Even Pilate did not think that Jesus should die and so he offered the crowd a choice of who should be the prisoner who would be freed in celebration of the Passover. The fundamentalists then, as now, must have rejoiced that the crowd cried for Barabas; otherwise Jesus would not have been sacrificed and nobody's sins could have been forgiven. Is that what we are telling people who listen carefully and questioningly? Do we believe that only through Jesus being bled on the cross as a sacrifice was God able to forgive our sins? Is that what we believe? I have been cleansed by God's love flooding through me, not by Jesus' blood washing over me.

I have heard some people trying to rescue something from the doctrine of atonement by playing with the words and making it into the "at one"ment but that still does not make me want to be at one with a god who requires the death of another to forgive my sins.
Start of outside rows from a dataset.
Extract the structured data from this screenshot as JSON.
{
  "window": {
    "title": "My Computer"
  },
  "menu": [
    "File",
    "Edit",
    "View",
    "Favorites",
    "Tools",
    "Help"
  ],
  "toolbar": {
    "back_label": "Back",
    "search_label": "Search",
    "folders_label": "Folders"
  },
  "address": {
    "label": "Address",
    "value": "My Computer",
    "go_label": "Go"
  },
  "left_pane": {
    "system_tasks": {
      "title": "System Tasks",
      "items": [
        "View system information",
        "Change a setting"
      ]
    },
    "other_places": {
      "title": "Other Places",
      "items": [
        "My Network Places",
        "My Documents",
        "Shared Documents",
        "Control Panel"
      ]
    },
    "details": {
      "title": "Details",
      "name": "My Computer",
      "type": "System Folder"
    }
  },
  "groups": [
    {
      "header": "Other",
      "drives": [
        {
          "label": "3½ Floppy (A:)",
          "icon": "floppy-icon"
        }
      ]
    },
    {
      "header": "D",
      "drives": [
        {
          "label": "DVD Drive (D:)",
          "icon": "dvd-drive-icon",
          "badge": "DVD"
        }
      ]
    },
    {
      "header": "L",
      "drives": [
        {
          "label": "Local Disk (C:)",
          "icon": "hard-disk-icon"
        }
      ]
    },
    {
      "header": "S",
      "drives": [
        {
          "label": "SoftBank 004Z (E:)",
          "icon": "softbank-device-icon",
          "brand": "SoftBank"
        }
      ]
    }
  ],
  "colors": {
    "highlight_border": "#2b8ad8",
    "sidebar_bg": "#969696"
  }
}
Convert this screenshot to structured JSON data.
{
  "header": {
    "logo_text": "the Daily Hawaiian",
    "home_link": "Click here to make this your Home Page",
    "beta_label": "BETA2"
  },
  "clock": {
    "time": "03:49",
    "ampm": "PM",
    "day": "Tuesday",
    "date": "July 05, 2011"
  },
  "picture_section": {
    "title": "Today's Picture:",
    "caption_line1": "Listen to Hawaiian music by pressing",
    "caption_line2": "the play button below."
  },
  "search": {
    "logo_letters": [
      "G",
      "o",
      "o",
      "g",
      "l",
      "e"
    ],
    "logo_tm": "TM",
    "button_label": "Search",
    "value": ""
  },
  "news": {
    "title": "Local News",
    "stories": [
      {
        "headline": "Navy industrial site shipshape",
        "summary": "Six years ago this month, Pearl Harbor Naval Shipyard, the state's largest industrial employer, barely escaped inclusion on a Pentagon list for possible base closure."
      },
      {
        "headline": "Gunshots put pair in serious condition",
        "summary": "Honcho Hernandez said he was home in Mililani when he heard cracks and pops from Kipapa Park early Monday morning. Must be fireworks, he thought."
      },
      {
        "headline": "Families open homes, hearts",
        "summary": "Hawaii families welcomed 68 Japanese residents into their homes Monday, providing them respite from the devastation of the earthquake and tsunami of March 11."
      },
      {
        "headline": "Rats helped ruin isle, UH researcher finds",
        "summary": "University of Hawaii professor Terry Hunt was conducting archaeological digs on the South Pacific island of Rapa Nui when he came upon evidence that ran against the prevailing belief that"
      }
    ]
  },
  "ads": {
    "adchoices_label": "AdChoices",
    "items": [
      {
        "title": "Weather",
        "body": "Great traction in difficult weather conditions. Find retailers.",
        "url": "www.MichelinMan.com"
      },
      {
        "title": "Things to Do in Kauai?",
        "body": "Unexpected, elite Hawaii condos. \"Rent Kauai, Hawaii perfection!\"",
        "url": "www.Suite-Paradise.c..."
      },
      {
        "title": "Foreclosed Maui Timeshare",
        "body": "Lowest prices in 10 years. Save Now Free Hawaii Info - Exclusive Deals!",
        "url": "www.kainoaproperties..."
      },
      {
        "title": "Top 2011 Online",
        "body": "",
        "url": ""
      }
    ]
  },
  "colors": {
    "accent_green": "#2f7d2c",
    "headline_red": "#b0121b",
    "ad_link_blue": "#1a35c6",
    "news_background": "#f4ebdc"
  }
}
I have come to realize that sometimes, if not always, something in me needs to die before something better can rise to take its place. This rings true with my experience and with Jesus' teaching "... unless a kernel of wheat falls into the earth and dies, it remains a single seed; but if it dies it bears much fruit." [John 12:42]. However that is a death of something within me, something that is blocking my spiritual growth and my fuller relationship with others and with God. It is something in me and cannot be cleansed by another, even if they die for me.

I now believe that God did not require that we murder Jesus before God could forgive our sins. But because Jesus chose to face torture and death rather than abandon his followers, I am convinced of God's even greater compassionate commitment to be my companion in the lessons of this life-long school of experience we call life on earth. This is what is good for me about Good Friday. Easter morning is a bonus.

In the Great Vigil of Easter eve, we are reminded of the light that always follows darkness both figuratively and literally in this life. In the face of overwhelming oppression, Jesus showed us that God is faithful and stays with us. Through this understanding of God, I am convinced that God will lead me into a state of release from my sinful ways and I will experience even more of what God created me to be and of the blissful state of mind that will make me think that heaven has come to earth where I am.

THIS I BELIEVE ... I would encourage everyone to write their own statement of faith or belief or creed. I assume it will change over the years from your life experiences and other learning, but do it to see what you would claim as truth for you now. I do not ask you to adopt my beliefs but I do encourage you to question beliefs and statements of faith that are given to you and wrestle with what they mean to you and come to some that you can claim are yours.

You could start with the statement of faith of your church that you asked to adopt when you become a member.


Check out the paper "For God So Loved the World" by Rebecca Parker in Christianity, Patriarchy, and Abuse.

Copyright © 1995 Charles M. Bidwell